“The handicapped child is entitled to an education at the same level of commitment that all other children are entitled to. This commitment to children, to the education of all children to their fullest potential at whatever the cost, is what the term ‘education’ should mean”.
Dan Ringelheim was one of those rare people who came along only once in a great while. His determination and insight tipped society’s scales in favor of important human values. As one of the prime architects of the Education of all Handicapped Children Act, Dan played a key role in helping change, for the better, education for all of America’s handicapped children.
Dan received his Ph.D. from Peabody College in 1958 and served as Director of Psychological and Pupil Services in a local school district, as well as Professor of Educational Psychology at NYU. He came to New Jersey in 1969 and joined the Department of Education as Director of Special Education and Pupil Personnel Services. His remarkable leadership, open style, directness, forcefulness and honesty were always evident, and earned him many warm relationships throughout the state.

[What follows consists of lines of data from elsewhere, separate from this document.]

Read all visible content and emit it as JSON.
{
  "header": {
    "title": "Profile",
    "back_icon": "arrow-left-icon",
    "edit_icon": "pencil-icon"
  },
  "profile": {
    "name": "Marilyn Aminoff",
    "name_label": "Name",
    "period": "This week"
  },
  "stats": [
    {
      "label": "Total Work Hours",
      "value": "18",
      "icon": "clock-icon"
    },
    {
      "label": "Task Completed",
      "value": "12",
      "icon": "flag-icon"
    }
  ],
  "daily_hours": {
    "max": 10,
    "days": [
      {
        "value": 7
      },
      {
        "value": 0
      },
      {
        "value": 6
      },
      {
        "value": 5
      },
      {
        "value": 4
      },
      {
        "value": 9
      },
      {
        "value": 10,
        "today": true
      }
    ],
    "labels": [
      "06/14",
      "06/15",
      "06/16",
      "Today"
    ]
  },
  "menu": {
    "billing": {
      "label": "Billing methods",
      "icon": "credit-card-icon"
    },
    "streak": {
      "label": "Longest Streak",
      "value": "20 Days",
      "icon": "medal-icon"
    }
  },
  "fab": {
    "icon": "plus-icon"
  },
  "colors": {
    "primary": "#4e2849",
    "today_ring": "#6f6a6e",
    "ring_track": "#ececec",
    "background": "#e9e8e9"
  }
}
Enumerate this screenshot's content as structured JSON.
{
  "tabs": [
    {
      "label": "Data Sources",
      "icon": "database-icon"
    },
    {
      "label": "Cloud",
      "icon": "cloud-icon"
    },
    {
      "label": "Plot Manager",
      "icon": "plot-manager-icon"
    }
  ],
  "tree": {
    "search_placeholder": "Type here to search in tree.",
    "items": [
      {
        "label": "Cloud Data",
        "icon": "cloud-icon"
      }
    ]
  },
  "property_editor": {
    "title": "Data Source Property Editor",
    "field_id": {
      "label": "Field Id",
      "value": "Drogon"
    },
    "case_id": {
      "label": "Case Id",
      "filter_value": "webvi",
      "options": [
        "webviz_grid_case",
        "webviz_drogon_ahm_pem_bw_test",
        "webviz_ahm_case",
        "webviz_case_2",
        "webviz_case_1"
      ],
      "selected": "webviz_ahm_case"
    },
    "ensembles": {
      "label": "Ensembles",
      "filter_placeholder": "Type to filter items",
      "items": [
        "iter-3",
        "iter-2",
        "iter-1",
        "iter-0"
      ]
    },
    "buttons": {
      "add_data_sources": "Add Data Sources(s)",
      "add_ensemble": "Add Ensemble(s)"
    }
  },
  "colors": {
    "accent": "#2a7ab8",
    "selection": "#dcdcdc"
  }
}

As Chairperson of the National Advisory committee on the Handicapped, Dan provided much of the early critique and professional input for the landmark legislation which guaranteed the rights of all handicapped children. This law became known as PL 94-142 and was signed by President Ford in 1975. Dan then moved to Washington DC and was instrumental I the development of the regulations implementing PL 94-142.
The New Jersey Council for Exceptional Children established the Daniel Ringelheim Memorial Award in 1978. Presented biennially, it is the highest award bestowed by the NJCEC to individuals who continue to emulate Dan’s life through outstanding contributions to the field of special education in New Jersey.
Mr. Barry Schwartz, Awards Chair
The New Jersey Council for Exceptional Children